PROMPT.
Of all the lines in the records below, copy only those that contain the string "print".

EXERCISE MATERIALS.
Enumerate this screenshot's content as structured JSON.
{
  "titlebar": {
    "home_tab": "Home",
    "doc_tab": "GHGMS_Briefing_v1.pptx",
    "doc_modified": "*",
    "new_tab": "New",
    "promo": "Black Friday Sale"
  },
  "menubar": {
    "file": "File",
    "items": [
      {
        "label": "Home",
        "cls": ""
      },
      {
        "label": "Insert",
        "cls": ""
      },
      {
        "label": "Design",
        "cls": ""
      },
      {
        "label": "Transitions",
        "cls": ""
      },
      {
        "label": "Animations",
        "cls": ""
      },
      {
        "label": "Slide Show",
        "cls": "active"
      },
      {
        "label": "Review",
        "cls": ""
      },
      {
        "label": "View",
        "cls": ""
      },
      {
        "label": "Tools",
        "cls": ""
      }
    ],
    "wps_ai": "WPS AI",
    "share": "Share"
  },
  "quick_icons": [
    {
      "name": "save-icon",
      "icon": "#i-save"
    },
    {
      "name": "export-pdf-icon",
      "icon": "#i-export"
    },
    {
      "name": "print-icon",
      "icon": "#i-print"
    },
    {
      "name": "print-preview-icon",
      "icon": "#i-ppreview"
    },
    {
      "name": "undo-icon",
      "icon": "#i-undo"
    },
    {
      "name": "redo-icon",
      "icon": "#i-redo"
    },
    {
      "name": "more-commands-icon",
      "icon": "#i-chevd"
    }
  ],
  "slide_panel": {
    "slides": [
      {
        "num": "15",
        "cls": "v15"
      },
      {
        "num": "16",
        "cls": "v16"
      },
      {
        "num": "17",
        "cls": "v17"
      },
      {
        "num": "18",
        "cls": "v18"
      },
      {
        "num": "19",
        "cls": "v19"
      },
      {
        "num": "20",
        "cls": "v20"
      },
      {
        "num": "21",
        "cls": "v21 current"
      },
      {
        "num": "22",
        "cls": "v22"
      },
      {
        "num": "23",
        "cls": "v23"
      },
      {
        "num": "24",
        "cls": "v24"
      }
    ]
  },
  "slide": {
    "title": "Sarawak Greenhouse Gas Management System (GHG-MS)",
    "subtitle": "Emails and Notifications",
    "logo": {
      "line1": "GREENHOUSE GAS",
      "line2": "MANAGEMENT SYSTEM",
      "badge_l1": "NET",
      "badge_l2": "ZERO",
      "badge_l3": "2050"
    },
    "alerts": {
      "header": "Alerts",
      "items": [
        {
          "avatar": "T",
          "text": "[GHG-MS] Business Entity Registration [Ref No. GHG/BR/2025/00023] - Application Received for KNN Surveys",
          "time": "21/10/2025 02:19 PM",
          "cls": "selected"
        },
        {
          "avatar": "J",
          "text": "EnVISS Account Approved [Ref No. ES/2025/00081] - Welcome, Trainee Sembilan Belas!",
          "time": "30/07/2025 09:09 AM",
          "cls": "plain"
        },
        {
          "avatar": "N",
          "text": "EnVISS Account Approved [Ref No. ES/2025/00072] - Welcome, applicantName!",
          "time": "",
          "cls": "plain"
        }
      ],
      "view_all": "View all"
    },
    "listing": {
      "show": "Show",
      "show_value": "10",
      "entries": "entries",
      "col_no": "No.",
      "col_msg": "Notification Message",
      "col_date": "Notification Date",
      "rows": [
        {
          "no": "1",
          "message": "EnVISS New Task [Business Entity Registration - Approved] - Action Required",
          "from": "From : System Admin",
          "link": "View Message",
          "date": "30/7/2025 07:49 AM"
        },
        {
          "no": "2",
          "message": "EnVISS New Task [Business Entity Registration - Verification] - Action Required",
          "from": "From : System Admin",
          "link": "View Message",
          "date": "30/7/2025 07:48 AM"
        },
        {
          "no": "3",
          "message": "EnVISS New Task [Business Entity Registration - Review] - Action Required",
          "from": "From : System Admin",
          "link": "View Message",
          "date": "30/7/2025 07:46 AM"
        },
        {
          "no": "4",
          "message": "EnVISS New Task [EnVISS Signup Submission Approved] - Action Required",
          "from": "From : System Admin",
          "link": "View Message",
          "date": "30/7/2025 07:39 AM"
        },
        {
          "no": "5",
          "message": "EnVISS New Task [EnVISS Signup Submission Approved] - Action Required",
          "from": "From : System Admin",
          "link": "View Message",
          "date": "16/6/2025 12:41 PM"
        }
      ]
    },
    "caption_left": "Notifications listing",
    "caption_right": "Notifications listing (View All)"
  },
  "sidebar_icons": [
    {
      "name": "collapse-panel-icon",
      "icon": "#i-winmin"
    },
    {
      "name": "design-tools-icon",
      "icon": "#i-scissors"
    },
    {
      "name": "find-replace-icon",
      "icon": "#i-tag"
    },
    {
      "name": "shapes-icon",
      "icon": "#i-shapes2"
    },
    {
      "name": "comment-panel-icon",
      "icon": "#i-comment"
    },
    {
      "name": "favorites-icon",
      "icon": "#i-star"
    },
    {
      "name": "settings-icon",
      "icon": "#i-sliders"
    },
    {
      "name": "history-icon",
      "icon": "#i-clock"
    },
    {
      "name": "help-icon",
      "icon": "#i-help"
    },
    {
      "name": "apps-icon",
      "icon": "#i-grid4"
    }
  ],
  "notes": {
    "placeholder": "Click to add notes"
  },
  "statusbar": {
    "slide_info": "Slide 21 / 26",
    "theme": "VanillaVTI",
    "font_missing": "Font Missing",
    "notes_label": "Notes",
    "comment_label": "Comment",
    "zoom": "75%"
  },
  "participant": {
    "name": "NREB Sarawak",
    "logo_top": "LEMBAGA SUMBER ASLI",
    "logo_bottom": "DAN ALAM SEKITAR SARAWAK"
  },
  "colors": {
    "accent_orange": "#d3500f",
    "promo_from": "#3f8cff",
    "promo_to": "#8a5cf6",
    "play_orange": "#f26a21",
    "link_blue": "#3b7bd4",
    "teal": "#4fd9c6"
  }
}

SOLUTION FOR THIS EXERCISE.
      "name": "print-icon",
      "icon": "#i-print"
      "name": "print-preview-icon",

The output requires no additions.